BEGIN
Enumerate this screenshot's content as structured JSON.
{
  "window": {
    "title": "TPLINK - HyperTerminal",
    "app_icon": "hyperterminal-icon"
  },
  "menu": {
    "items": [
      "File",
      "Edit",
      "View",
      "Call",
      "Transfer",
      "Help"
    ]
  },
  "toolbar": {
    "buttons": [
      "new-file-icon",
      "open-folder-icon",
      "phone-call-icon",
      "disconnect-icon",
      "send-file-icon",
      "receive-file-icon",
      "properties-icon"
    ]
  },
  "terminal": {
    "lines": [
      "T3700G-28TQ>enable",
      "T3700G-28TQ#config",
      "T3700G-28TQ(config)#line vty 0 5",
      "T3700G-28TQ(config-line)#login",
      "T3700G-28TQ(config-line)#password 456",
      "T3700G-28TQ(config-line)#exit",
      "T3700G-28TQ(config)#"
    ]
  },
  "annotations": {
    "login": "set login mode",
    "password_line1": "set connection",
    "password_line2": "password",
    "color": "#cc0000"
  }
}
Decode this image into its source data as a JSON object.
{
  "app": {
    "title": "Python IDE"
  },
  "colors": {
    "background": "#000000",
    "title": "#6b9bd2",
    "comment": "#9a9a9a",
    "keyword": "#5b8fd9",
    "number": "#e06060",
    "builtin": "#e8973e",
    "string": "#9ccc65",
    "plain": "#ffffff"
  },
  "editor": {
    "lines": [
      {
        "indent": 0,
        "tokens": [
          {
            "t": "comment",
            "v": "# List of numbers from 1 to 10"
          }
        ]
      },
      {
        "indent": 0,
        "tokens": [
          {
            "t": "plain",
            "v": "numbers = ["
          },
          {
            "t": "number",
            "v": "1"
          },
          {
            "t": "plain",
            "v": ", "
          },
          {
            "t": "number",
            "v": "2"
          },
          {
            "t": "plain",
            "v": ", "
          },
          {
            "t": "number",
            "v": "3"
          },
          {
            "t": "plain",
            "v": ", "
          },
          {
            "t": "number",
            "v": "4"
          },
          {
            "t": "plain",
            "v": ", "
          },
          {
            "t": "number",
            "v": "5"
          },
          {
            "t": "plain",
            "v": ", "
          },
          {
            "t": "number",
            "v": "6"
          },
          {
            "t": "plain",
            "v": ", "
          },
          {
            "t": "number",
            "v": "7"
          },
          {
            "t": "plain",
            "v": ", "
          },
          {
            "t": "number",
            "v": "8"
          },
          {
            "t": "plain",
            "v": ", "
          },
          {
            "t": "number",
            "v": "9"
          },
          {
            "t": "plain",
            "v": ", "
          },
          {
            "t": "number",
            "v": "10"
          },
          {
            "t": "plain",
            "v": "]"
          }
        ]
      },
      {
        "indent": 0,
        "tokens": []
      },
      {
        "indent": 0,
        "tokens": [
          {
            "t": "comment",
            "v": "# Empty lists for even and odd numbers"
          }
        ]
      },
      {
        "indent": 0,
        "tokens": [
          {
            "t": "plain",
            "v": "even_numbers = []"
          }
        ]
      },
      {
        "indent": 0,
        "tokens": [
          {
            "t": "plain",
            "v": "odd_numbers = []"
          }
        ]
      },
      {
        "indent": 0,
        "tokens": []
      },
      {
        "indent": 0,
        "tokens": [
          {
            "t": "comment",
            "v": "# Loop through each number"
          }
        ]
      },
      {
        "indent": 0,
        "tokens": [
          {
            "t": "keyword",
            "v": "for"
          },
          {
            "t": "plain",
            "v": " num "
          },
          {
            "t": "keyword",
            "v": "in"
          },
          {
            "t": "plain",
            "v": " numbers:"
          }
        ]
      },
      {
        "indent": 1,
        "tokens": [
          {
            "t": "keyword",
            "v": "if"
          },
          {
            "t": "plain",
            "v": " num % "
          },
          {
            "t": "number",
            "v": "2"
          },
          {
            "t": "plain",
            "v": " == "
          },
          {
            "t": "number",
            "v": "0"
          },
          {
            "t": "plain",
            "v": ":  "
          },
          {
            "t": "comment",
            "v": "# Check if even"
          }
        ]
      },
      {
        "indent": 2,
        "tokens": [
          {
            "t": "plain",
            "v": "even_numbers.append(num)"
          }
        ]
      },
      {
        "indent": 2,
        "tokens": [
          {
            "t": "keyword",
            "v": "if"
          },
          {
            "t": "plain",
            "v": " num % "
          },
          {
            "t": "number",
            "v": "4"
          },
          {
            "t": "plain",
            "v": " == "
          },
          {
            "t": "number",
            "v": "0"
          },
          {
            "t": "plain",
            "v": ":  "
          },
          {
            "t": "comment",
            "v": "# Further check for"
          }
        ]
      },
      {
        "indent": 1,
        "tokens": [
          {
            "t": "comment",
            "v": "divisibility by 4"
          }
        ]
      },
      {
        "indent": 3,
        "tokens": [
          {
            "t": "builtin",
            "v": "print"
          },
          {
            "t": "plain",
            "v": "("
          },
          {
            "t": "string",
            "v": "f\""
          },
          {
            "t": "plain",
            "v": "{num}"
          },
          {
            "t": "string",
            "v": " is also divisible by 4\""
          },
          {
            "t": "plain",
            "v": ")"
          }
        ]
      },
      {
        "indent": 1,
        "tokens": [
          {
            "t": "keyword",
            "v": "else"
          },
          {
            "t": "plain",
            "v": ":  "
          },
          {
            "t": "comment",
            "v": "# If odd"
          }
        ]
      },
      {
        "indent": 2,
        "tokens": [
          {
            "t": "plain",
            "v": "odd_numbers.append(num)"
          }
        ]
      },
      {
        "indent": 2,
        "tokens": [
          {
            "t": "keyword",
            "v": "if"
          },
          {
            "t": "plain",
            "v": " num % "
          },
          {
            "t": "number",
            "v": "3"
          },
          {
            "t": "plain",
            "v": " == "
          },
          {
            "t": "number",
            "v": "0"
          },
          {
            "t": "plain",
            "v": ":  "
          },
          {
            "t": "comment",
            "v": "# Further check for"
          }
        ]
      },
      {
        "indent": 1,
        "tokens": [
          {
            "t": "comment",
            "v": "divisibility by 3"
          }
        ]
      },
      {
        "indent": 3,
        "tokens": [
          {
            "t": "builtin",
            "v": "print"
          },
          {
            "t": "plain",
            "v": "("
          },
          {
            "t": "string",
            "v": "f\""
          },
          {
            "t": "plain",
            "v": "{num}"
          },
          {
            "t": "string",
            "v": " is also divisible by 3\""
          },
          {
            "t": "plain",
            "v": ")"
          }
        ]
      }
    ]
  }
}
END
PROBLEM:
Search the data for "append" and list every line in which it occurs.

EXERCISE RESPONSE:
            "v": "even_numbers.append(num)"
            "v": "odd_numbers.append(num)"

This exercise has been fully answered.